Start of Recorded information
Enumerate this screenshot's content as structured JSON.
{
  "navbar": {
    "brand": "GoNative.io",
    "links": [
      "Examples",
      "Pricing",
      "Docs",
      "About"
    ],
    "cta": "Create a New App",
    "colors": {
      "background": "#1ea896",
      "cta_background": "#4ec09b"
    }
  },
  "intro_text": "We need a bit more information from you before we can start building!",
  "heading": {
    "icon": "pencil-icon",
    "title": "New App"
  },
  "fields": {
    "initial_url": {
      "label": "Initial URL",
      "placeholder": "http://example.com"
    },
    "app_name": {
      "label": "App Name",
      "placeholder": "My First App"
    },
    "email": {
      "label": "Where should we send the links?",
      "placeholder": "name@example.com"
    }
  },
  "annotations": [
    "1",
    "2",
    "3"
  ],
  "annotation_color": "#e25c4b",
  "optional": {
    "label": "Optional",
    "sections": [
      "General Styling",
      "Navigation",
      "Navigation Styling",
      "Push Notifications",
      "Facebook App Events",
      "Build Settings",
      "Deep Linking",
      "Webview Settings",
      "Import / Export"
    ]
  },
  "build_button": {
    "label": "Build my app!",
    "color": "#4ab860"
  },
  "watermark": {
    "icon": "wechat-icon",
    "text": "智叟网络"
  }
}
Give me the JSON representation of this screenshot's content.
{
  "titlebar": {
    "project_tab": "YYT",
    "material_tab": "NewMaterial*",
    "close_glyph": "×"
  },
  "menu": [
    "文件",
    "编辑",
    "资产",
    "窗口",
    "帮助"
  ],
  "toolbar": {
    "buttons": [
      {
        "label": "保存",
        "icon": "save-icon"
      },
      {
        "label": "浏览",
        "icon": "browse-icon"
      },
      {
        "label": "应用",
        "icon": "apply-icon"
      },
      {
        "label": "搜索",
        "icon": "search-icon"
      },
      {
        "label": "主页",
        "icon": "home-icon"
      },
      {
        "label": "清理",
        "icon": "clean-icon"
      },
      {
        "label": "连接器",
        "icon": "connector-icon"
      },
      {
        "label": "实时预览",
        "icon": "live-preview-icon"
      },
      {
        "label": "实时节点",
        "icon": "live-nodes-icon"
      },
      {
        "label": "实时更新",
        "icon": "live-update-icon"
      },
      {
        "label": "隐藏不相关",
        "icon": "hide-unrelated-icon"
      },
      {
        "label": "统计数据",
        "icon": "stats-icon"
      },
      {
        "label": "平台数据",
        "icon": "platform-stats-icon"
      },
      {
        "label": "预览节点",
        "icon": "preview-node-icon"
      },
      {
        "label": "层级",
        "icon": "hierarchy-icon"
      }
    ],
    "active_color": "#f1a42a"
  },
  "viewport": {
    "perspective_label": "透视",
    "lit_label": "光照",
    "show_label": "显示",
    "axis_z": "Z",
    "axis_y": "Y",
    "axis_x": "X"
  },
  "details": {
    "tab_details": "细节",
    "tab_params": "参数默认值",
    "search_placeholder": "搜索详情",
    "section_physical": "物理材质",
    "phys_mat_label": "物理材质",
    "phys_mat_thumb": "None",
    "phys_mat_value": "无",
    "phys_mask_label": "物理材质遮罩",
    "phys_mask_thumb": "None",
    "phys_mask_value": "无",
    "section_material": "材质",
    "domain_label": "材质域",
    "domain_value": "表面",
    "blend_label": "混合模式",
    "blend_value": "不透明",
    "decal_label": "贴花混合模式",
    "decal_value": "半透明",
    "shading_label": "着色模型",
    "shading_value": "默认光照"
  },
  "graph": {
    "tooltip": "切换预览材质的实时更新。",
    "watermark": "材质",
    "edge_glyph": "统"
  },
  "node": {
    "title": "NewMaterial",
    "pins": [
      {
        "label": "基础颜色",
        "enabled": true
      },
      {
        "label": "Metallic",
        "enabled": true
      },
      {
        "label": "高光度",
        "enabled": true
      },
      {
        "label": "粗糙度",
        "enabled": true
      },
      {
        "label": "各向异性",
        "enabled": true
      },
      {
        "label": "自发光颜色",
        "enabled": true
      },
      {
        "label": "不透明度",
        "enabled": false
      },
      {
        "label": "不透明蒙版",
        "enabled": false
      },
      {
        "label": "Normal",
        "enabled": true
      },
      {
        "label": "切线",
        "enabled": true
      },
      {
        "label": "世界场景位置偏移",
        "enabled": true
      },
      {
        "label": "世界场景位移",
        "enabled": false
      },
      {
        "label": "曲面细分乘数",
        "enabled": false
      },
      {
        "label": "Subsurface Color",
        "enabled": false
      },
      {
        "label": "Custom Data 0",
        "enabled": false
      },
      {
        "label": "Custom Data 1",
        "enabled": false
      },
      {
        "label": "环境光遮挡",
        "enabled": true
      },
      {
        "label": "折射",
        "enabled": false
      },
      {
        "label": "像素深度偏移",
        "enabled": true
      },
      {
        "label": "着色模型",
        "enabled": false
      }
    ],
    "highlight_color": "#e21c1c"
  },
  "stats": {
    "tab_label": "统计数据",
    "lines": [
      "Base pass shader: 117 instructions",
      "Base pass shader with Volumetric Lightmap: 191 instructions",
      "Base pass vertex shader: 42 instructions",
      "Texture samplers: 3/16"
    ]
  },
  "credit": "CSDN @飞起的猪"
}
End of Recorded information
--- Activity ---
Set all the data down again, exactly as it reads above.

--- Task answer ---
Enumerate this screenshot's content as structured JSON.
{
  "navbar": {
    "brand": "GoNative.io",
    "links": [
      "Examples",
      "Pricing",
      "Docs",
      "About"
    ],
    "cta": "Create a New App",
    "colors": {
      "background": "#1ea896",
      "cta_background": "#4ec09b"
    }
  },
  "intro_text": "We need a bit more information from you before we can start building!",
  "heading": {
    "icon": "pencil-icon",
    "title": "New App"
  },
  "fields": {
    "initial_url": {
      "label": "Initial URL",
      "placeholder": "http://example.com"
    },
    "app_name": {
      "label": "App Name",
      "placeholder": "My First App"
    },
    "email": {
      "label": "Where should we send the links?",
      "placeholder": "name@example.com"
    }
  },
  "annotations": [
    "1",
    "2",
    "3"
  ],
  "annotation_color": "#e25c4b",
  "optional": {
    "label": "Optional",
    "sections": [
      "General Styling",
      "Navigation",
      "Navigation Styling",
      "Push Notifications",
      "Facebook App Events",
      "Build Settings",
      "Deep Linking",
      "Webview Settings",
      "Import / Export"
    ]
  },
  "build_button": {
    "label": "Build my app!",
    "color": "#4ab860"
  },
  "watermark": {
    "icon": "wechat-icon",
    "text": "智叟网络"
  }
}
Give me the JSON representation of this screenshot's content.
{
  "titlebar": {
    "project_tab": "YYT",
    "material_tab": "NewMaterial*",
    "close_glyph": "×"
  },
  "menu": [
    "文件",
    "编辑",
    "资产",
    "窗口",
    "帮助"
  ],
  "toolbar": {
    "buttons": [
      {
        "label": "保存",
        "icon": "save-icon"
      },
      {
        "label": "浏览",
        "icon": "browse-icon"
      },
      {
        "label": "应用",
        "icon": "apply-icon"
      },
      {
        "label": "搜索",
        "icon": "search-icon"
      },
      {
        "label": "主页",
        "icon": "home-icon"
      },
      {
        "label": "清理",
        "icon": "clean-icon"
      },
      {
        "label": "连接器",
        "icon": "connector-icon"
      },
      {
        "label": "实时预览",
        "icon": "live-preview-icon"
      },
      {
        "label": "实时节点",
        "icon": "live-nodes-icon"
      },
      {
        "label": "实时更新",
        "icon": "live-update-icon"
      },
      {
        "label": "隐藏不相关",
        "icon": "hide-unrelated-icon"
      },
      {
        "label": "统计数据",
        "icon": "stats-icon"
      },
      {
        "label": "平台数据",
        "icon": "platform-stats-icon"
      },
      {
        "label": "预览节点",
        "icon": "preview-node-icon"
      },
      {
        "label": "层级",
        "icon": "hierarchy-icon"
      }
    ],
    "active_color": "#f1a42a"
  },
  "viewport": {
    "perspective_label": "透视",
    "lit_label": "光照",
    "show_label": "显示",
    "axis_z": "Z",
    "axis_y": "Y",
    "axis_x": "X"
  },
  "details": {
    "tab_details": "细节",
    "tab_params": "参数默认值",
    "search_placeholder": "搜索详情",
    "section_physical": "物理材质",
    "phys_mat_label": "物理材质",
    "phys_mat_thumb": "None",
    "phys_mat_value": "无",
    "phys_mask_label": "物理材质遮罩",
    "phys_mask_thumb": "None",
    "phys_mask_value": "无",
    "section_material": "材质",
    "domain_label": "材质域",
    "domain_value": "表面",
    "blend_label": "混合模式",
    "blend_value": "不透明",
    "decal_label": "贴花混合模式",
    "decal_value": "半透明",
    "shading_label": "着色模型",
    "shading_value": "默认光照"
  },
  "graph": {
    "tooltip": "切换预览材质的实时更新。",
    "watermark": "材质",
    "edge_glyph": "统"
  },
  "node": {
    "title": "NewMaterial",
    "pins": [
      {
        "label": "基础颜色",
        "enabled": true
      },
      {
        "label": "Metallic",
        "enabled": true
      },
      {
        "label": "高光度",
        "enabled": true
      },
      {
        "label": "粗糙度",
        "enabled": true
      },
      {
        "label": "各向异性",
        "enabled": true
      },
      {
        "label": "自发光颜色",
        "enabled": true
      },
      {
        "label": "不透明度",
        "enabled": false
      },
      {
        "label": "不透明蒙版",
        "enabled": false
      },
      {
        "label": "Normal",
        "enabled": true
      },
      {
        "label": "切线",
        "enabled": true
      },
      {
        "label": "世界场景位置偏移",
        "enabled": true
      },
      {
        "label": "世界场景位移",
        "enabled": false
      },
      {
        "label": "曲面细分乘数",
        "enabled": false
      },
      {
        "label": "Subsurface Color",
        "enabled": false
      },
      {
        "label": "Custom Data 0",
        "enabled": false
      },
      {
        "label": "Custom Data 1",
        "enabled": false
      },
      {
        "label": "环境光遮挡",
        "enabled": true
      },
      {
        "label": "折射",
        "enabled": false
      },
      {
        "label": "像素深度偏移",
        "enabled": true
      },
      {
        "label": "着色模型",
        "enabled": false
      }
    ],
    "highlight_color": "#e21c1c"
  },
  "stats": {
    "tab_label": "统计数据",
    "lines": [
      "Base pass shader: 117 instructions",
      "Base pass shader with Volumetric Lightmap: 191 instructions",
      "Base pass vertex shader: 42 instructions",
      "Texture samplers: 3/16"
    ]
  },
  "credit": "CSDN @飞起的猪"
}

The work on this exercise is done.